Do you know Guy Kawasaki? I didn’t really know who he was until I signed up for Lynda.com (highly recommended!) and started watching his lectures on how to properly use social media for a business. I thought that for part of my series on how I am trying to learn to “harness the power of social media” as an author, I would tell you about what I learned from him. If you want to know more I highly suggest you check him out, or buy his book, The Art of Social Media with Peg Fitzpatrick. Here are a few of his tips in general about posting on social media:
Always Add Value
You can do that in four different ways:
Pass the “Re-Share” Test
Post such great content that people will want to re-share it. He gives an example of a great restaurant that you tell all your friends, “YOU HAVE TO TRY THIS PLACE!” That endorsement can be a little scary because what if your friends hate the place? Suddenly your reputation is on the line. They might not trust you anymore!
But, what if they love it? Then your reputation as a person to listen to grows. I personally love sharing things with friends and making those connections, but I am definitely hesitant to do it in a public forum. Often the things I like feel so niche that no one else will really care. On the other hand, that’s the great thing about social media, isn’t it? You can always find your people.
Use the NPR model
I got a little thrill when he mentioned NPR and some of my favorite programs. He uses them as an example because they create such great content that when they come around begging for money twice (or more) a year, people feel an obligation to reciprocate and pay back in some way. Yes, we might complain about the campaign drive, but we know we need to give back!
In addition to NPR, I personally experienced this with one of my favorite podcast teams at Storywonk. They have given me so much great information, analysis, assistance and entertainment that I felt the need to sing their praises, and show them my support in any way I can. And when they discuss their Patreon donation page I’m immediately in favor of giving them some money if they’ll just keep doing what they do!
Feed the Content Monster

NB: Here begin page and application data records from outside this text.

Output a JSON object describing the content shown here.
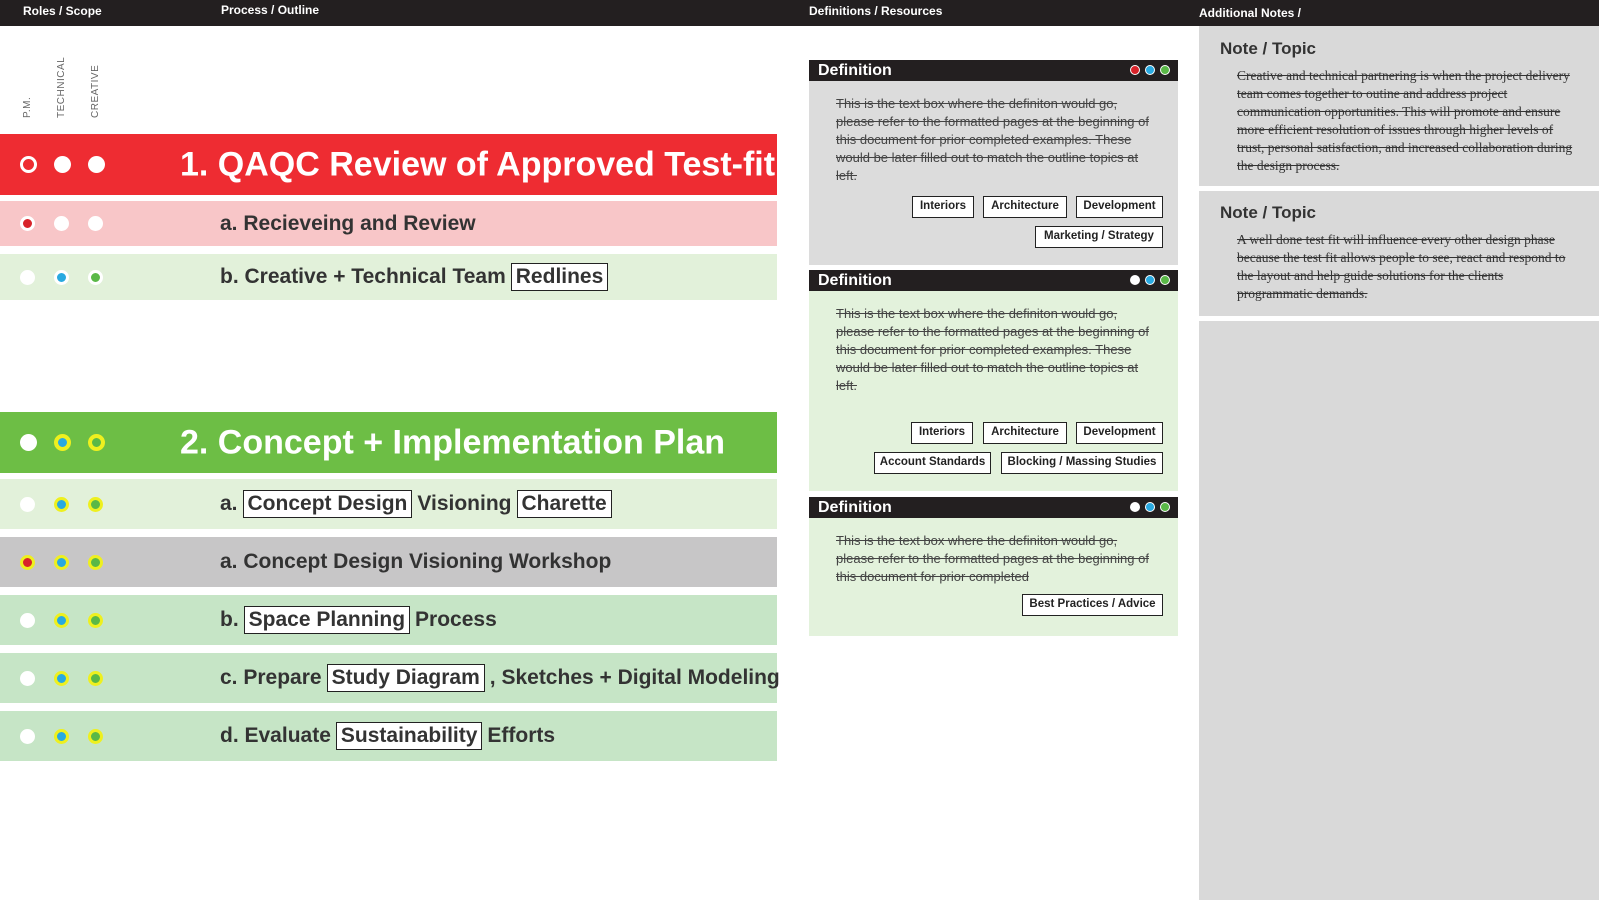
{
  "header": {
    "roles": "Roles / Scope",
    "process": "Process / Outline",
    "definitions": "Definitions / Resources",
    "notes": "Additional Notes /"
  },
  "roles": [
    "P.M.",
    "TECHNICAL",
    "CREATIVE"
  ],
  "colors": {
    "red": "#ee2c32",
    "pink": "#f8c6c8",
    "light_green": "#e2f1da",
    "green": "#6dbe45",
    "mid_green": "#c6e5c6",
    "gray_row": "#c7c6c7",
    "def_gray": "#dcdcdc",
    "def_green": "#e3f2dc",
    "dot_red": "#d8232a",
    "dot_blue": "#29a9e0",
    "dot_green": "#5ab847",
    "dot_yellow": "#eef01f"
  },
  "outline": [
    {
      "text": "1. QAQC Review of Approved Test-fit",
      "big": true
    },
    {
      "text": "a. Recieveing and Review"
    },
    {
      "pre": "b. Creative + Technical Team",
      "box1": "Redlines"
    },
    {
      "text": "2. Concept + Implementation Plan",
      "big": true
    },
    {
      "pre": "a.",
      "box1": "Concept Design",
      "mid": "Visioning",
      "box2": "Charette"
    },
    {
      "text": "a. Concept Design Visioning Workshop"
    },
    {
      "pre": "b.",
      "box1": "Space Planning",
      "post": "Process"
    },
    {
      "pre": "c. Prepare",
      "box1": "Study Diagram",
      "post": ", Sketches + Digital Modeling"
    },
    {
      "pre": "d. Evaluate",
      "box1": "Sustainability",
      "post": "Efforts"
    }
  ],
  "definitions": [
    {
      "title": "Definition",
      "text": "This is the text box where the definiton would go, please refer to the formatted pages at the beginning of this document for prior completed examples. These would be later filled out to match the outline topics at left.",
      "tags": [
        "Interiors",
        "Architecture",
        "Development",
        "Marketing / Strategy"
      ]
    },
    {
      "title": "Definition",
      "text": "This is the text box where the definiton would go, please refer to the formatted pages at the beginning of this document for prior completed examples. These would be later filled out to match the outline topics at left.",
      "tags": [
        "Interiors",
        "Architecture",
        "Development",
        "Account Standards",
        "Blocking / Massing Studies"
      ]
    },
    {
      "title": "Definition",
      "text": "This is the text box where the definiton would go, please refer to the formatted pages at the beginning of this document for prior completed",
      "tags": [
        "Best Practices / Advice"
      ]
    }
  ],
  "notes": [
    {
      "title": "Note / Topic",
      "text": "Creative and technical partnering is when the project delivery team comes together to outine and address project communication opportunities. This will promote and ensure more efficient resolution of issues through higher levels of trust, personal satisfaction, and increased collaboration during the design process."
    },
    {
      "title": "Note / Topic",
      "text": "A well done test fit will influence every other  design phase because the test fit allows people to see, react and respond to the layout and help guide solutions for the clients programmatic demands."
    }
  ]
}
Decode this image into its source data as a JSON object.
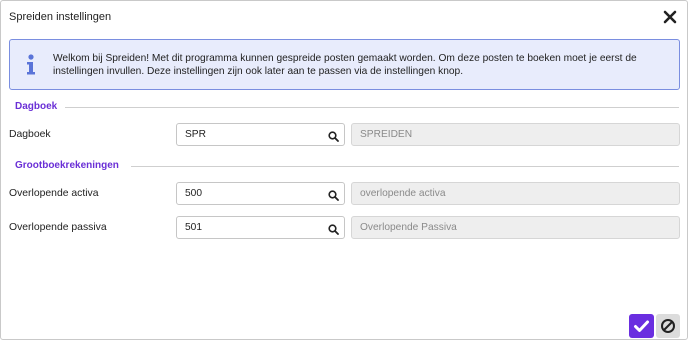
{
  "dialog": {
    "title": "Spreiden instellingen",
    "info_text": "Welkom bij Spreiden! Met dit programma kunnen gespreide posten gemaakt worden. Om deze posten te boeken moet je eerst de instellingen invullen. Deze instellingen zijn ook later aan te passen via de instellingen knop."
  },
  "sections": {
    "dagboek": "Dagboek",
    "grootboek": "Grootboekrekeningen"
  },
  "fields": {
    "dagboek": {
      "label": "Dagboek",
      "value": "SPR",
      "description": "SPREIDEN"
    },
    "overlopende_activa": {
      "label": "Overlopende activa",
      "value": "500",
      "description": "overlopende activa"
    },
    "overlopende_passiva": {
      "label": "Overlopende passiva",
      "value": "501",
      "description": "Overlopende Passiva"
    }
  },
  "colors": {
    "accent": "#6a2ee0",
    "info_background": "#e8ecfc",
    "info_border": "#7a8ee0"
  },
  "icons": {
    "close": "close-icon",
    "info": "info-icon",
    "search": "search-icon",
    "confirm": "checkmark-icon",
    "cancel": "cancel-icon"
  }
}
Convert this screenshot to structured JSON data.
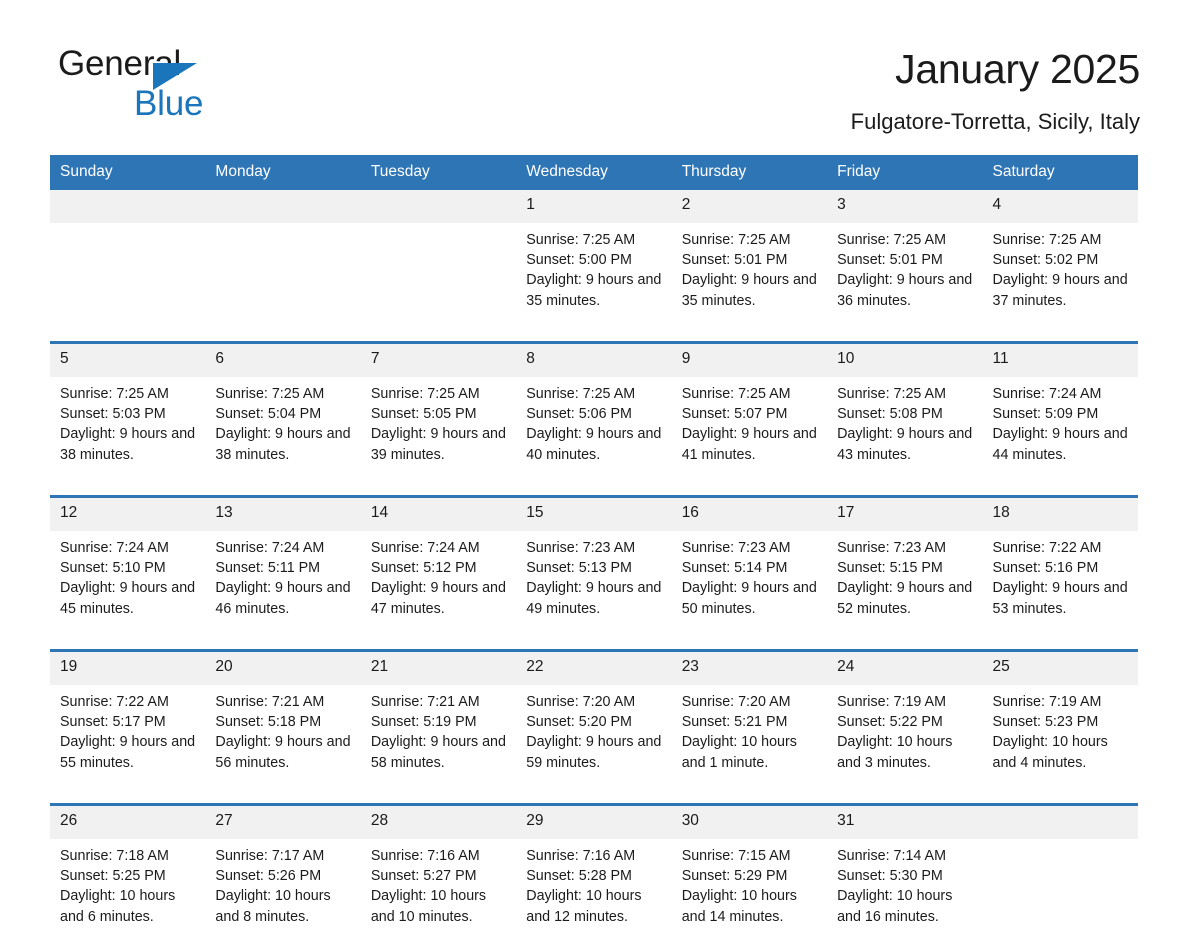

When using social media you can’t pop in and out, leaving vast silent holes. I definitely find myself in this loop, partially because I don’t know what to say or share. Guy has some tips, naturally. Some people might not feel these are all genuine, but I’m going to share them any way because they give very clear answers, and maybe will help you see how others do it.
- Piggy back off of others, using services like Alltop.com, reddit.com, or feedly.com, which are aggregate services that gather popular stories on specific topics.
- Post what’s hot on Facebook to your own page
- Be bold. Take a stand. Show what you are interested in.
Obviously, this last one needs some clarification if you are doing this for a business. Take a stand and be bold as it relates to your brand and your company. Maybe talking about dietary restrictions isn’t right for your brand, but talking about a story about getting motivated to be creative. It depends on the angle and the topic.
Also, for those of you thinking that piggybacking is cheating, it’s not. Post what you like, and what interests you. It’s not cheating if you see a video and would also send it to your best friend and share it with your FB friends. That’s just engagement.
His last tips were a little more technical, but useful:
- On Facebook or Google+ keep posts to 2-3 sentences
- On Twitter, keep them to 100 characters (even though you have 140) so that others can add their two cents when they re-share
- On blogs, keep it to 500-1000
- Pay attention to the right size of photos so that it’s easier to view on different mobile platforms.